Exercise objective: Write the entries again exactly, with no line missing.

Working data:
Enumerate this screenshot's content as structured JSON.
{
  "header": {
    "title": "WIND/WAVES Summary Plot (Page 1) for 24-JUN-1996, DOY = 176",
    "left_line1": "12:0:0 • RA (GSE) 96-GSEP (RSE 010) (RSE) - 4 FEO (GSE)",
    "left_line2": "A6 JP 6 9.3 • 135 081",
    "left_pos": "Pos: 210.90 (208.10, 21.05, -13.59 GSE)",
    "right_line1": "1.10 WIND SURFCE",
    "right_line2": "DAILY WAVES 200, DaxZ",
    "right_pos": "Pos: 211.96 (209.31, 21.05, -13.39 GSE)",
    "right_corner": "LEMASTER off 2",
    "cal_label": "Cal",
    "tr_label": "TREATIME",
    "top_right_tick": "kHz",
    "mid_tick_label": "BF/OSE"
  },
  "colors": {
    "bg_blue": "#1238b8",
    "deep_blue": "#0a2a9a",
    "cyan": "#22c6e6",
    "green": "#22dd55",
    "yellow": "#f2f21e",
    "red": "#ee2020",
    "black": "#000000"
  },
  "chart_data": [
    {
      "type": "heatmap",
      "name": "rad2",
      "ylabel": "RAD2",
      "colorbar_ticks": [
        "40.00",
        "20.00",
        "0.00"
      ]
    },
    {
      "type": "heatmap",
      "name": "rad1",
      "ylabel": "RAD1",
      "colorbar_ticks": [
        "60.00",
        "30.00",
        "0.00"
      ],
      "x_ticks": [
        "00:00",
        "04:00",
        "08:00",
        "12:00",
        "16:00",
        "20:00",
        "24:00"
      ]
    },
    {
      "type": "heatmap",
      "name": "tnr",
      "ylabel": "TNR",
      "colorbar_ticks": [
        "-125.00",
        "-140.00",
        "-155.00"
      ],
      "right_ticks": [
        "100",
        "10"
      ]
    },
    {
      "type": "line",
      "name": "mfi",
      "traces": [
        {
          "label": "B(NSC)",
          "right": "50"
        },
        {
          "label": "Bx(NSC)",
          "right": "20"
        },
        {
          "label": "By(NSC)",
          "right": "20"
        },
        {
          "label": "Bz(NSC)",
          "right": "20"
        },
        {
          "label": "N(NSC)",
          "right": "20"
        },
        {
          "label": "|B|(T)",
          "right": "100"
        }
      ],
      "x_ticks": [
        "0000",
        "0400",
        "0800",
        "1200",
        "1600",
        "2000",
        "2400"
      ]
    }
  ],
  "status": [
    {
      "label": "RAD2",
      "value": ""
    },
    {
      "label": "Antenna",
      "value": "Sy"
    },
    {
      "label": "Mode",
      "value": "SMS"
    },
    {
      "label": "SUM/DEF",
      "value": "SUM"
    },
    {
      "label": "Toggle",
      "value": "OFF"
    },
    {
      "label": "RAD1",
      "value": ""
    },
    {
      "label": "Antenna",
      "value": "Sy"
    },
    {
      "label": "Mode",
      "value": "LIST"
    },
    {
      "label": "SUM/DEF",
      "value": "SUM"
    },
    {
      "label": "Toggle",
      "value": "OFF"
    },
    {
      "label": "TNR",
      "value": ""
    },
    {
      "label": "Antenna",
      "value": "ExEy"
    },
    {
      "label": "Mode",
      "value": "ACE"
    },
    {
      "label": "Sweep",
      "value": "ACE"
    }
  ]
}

Exercise solution:
Enumerate this screenshot's content as structured JSON.
{
  "header": {
    "title": "WIND/WAVES Summary Plot (Page 1) for 24-JUN-1996, DOY = 176",
    "left_line1": "12:0:0 • RA (GSE) 96-GSEP (RSE 010) (RSE) - 4 FEO (GSE)",
    "left_line2": "A6 JP 6 9.3 • 135 081",
    "left_pos": "Pos: 210.90 (208.10, 21.05, -13.59 GSE)",
    "right_line1": "1.10 WIND SURFCE",
    "right_line2": "DAILY WAVES 200, DaxZ",
    "right_pos": "Pos: 211.96 (209.31, 21.05, -13.39 GSE)",
    "right_corner": "LEMASTER off 2",
    "cal_label": "Cal",
    "tr_label": "TREATIME",
    "top_right_tick": "kHz",
    "mid_tick_label": "BF/OSE"
  },
  "colors": {
    "bg_blue": "#1238b8",
    "deep_blue": "#0a2a9a",
    "cyan": "#22c6e6",
    "green": "#22dd55",
    "yellow": "#f2f21e",
    "red": "#ee2020",
    "black": "#000000"
  },
  "chart_data": [
    {
      "type": "heatmap",
      "name": "rad2",
      "ylabel": "RAD2",
      "colorbar_ticks": [
        "40.00",
        "20.00",
        "0.00"
      ]
    },
    {
      "type": "heatmap",
      "name": "rad1",
      "ylabel": "RAD1",
      "colorbar_ticks": [
        "60.00",
        "30.00",
        "0.00"
      ],
      "x_ticks": [
        "00:00",
        "04:00",
        "08:00",
        "12:00",
        "16:00",
        "20:00",
        "24:00"
      ]
    },
    {
      "type": "heatmap",
      "name": "tnr",
      "ylabel": "TNR",
      "colorbar_ticks": [
        "-125.00",
        "-140.00",
        "-155.00"
      ],
      "right_ticks": [
        "100",
        "10"
      ]
    },
    {
      "type": "line",
      "name": "mfi",
      "traces": [
        {
          "label": "B(NSC)",
          "right": "50"
        },
        {
          "label": "Bx(NSC)",
          "right": "20"
        },
        {
          "label": "By(NSC)",
          "right": "20"
        },
        {
          "label": "Bz(NSC)",
          "right": "20"
        },
        {
          "label": "N(NSC)",
          "right": "20"
        },
        {
          "label": "|B|(T)",
          "right": "100"
        }
      ],
      "x_ticks": [
        "0000",
        "0400",
        "0800",
        "1200",
        "1600",
        "2000",
        "2400"
      ]
    }
  ],
  "status": [
    {
      "label": "RAD2",
      "value": ""
    },
    {
      "label": "Antenna",
      "value": "Sy"
    },
    {
      "label": "Mode",
      "value": "SMS"
    },
    {
      "label": "SUM/DEF",
      "value": "SUM"
    },
    {
      "label": "Toggle",
      "value": "OFF"
    },
    {
      "label": "RAD1",
      "value": ""
    },
    {
      "label": "Antenna",
      "value": "Sy"
    },
    {
      "label": "Mode",
      "value": "LIST"
    },
    {
      "label": "SUM/DEF",
      "value": "SUM"
    },
    {
      "label": "Toggle",
      "value": "OFF"
    },
    {
      "label": "TNR",
      "value": ""
    },
    {
      "label": "Antenna",
      "value": "ExEy"
    },
    {
      "label": "Mode",
      "value": "ACE"
    },
    {
      "label": "Sweep",
      "value": "ACE"
    }
  ]
}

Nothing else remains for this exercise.